App and web page records
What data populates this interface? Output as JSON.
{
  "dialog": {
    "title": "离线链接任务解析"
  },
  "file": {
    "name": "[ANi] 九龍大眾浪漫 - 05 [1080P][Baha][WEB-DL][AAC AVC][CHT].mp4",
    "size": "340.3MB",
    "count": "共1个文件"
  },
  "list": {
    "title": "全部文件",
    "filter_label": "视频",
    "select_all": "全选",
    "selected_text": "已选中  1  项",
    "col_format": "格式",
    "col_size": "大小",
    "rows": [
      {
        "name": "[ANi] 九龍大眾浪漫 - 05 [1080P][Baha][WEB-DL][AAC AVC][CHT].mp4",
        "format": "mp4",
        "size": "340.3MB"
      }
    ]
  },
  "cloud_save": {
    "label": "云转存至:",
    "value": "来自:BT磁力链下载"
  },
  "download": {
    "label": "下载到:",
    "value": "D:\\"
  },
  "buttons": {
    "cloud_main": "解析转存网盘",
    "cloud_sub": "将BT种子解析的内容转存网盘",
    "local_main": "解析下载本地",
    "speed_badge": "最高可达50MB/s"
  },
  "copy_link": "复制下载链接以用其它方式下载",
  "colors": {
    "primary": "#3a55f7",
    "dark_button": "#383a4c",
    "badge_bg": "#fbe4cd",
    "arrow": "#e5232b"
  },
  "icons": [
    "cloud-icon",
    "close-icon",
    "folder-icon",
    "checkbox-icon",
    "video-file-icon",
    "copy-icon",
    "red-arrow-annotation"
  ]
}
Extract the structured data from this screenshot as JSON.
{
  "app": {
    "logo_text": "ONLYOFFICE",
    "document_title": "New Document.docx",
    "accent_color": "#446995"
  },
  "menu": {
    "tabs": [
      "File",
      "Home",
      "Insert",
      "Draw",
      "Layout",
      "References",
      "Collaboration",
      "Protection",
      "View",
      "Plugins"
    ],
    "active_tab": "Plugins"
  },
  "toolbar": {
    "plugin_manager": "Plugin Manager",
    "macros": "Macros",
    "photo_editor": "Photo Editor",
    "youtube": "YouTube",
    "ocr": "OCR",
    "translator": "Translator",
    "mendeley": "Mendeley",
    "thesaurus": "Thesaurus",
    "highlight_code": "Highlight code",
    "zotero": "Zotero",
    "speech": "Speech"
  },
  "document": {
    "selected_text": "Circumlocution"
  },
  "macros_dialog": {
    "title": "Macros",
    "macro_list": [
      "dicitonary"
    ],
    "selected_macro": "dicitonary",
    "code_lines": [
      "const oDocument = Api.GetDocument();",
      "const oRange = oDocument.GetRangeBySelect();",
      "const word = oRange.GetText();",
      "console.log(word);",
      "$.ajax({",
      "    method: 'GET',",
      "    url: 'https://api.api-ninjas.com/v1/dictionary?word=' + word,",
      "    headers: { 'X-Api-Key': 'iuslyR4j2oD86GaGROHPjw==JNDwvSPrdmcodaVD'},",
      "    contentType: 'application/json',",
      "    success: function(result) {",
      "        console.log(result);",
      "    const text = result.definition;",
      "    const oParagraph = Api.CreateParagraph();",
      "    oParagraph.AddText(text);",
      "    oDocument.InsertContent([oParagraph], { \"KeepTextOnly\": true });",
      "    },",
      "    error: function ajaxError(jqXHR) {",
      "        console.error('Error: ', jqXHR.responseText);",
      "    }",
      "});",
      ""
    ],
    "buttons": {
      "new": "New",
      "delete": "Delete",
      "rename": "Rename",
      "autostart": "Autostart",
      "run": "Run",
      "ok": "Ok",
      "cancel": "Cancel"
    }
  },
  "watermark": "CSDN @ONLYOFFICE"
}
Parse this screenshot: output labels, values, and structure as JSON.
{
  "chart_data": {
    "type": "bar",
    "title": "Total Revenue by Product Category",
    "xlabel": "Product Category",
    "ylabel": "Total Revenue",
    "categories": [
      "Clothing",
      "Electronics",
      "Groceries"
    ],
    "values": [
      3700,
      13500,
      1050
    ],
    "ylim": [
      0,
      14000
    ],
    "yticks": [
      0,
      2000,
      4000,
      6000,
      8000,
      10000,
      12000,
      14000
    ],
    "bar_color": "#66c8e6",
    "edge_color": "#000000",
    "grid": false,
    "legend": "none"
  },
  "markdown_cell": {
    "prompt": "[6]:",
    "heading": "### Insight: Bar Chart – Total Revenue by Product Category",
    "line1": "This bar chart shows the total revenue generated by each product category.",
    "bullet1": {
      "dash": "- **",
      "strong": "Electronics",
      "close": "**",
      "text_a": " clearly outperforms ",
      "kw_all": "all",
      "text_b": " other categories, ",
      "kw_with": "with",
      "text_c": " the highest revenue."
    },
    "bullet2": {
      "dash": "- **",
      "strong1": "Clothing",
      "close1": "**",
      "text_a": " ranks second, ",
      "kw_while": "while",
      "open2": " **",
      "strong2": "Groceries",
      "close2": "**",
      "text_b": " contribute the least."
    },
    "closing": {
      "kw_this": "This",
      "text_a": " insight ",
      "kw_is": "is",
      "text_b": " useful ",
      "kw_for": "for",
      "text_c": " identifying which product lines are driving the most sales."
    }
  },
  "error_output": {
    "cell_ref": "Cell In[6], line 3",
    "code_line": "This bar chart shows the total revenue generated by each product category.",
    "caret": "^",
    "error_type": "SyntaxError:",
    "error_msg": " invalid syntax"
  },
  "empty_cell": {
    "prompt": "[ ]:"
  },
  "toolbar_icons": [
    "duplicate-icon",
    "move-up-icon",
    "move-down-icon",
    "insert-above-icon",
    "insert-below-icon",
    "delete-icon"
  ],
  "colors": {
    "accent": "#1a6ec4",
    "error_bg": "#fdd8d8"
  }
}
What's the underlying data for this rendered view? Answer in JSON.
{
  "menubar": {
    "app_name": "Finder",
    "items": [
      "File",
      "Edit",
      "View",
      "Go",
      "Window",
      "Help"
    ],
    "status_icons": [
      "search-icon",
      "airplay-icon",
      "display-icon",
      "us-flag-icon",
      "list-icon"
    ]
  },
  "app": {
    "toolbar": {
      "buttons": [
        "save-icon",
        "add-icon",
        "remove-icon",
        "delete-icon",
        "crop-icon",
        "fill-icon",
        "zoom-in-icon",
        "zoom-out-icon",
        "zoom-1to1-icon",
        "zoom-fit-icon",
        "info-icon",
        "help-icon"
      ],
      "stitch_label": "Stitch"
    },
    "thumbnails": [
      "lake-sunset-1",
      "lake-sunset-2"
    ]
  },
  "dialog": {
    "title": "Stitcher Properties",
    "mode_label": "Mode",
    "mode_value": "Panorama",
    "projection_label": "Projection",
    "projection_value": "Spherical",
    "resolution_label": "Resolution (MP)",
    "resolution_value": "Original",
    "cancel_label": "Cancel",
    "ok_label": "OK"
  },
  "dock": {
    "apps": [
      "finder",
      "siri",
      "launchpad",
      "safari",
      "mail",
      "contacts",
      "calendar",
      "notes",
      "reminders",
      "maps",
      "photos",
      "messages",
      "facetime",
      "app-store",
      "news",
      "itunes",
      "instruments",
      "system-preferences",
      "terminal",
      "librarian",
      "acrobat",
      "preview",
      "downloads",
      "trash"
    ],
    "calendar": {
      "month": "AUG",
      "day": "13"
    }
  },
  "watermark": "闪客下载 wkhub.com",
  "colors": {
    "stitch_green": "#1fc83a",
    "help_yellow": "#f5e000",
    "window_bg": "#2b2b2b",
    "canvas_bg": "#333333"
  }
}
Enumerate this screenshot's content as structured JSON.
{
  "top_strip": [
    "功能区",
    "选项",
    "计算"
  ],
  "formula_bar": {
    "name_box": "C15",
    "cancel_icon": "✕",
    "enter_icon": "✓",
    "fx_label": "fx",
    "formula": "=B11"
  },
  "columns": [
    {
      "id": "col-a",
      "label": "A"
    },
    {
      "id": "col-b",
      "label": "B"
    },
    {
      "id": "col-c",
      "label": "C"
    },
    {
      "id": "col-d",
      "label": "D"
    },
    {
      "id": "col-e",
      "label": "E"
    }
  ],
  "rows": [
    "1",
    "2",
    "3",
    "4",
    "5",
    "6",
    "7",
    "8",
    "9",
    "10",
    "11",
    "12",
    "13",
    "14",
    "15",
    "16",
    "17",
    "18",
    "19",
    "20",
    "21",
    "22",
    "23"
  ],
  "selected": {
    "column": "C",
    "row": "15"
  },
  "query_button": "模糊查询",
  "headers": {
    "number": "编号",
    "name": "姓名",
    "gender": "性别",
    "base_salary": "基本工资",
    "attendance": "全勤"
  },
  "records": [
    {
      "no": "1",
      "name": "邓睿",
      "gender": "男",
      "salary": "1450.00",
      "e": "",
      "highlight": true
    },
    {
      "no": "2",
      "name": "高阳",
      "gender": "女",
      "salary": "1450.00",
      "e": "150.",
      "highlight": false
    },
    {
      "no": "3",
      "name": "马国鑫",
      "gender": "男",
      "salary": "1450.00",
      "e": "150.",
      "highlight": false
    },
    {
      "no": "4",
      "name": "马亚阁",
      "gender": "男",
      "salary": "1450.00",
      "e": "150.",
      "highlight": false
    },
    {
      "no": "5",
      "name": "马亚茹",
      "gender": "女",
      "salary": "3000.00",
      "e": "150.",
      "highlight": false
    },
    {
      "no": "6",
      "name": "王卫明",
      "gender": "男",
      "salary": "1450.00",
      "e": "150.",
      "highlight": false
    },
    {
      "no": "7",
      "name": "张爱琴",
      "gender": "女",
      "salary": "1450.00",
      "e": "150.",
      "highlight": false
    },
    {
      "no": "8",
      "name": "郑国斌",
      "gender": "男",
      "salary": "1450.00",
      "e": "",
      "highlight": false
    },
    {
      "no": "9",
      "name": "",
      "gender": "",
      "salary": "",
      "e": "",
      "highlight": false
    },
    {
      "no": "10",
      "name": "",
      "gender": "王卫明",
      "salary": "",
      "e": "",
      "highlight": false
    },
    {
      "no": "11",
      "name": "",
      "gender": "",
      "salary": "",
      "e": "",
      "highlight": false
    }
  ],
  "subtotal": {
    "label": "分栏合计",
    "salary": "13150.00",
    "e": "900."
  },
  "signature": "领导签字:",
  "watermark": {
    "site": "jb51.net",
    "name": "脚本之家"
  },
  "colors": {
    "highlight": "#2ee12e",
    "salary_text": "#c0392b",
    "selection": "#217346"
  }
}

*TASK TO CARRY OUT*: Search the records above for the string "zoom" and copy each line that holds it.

*OUTPUT OF THE EXERCISE*:
        "zoom-in-icon",
        "zoom-out-icon",
        "zoom-1to1-icon",
        "zoom-fit-icon",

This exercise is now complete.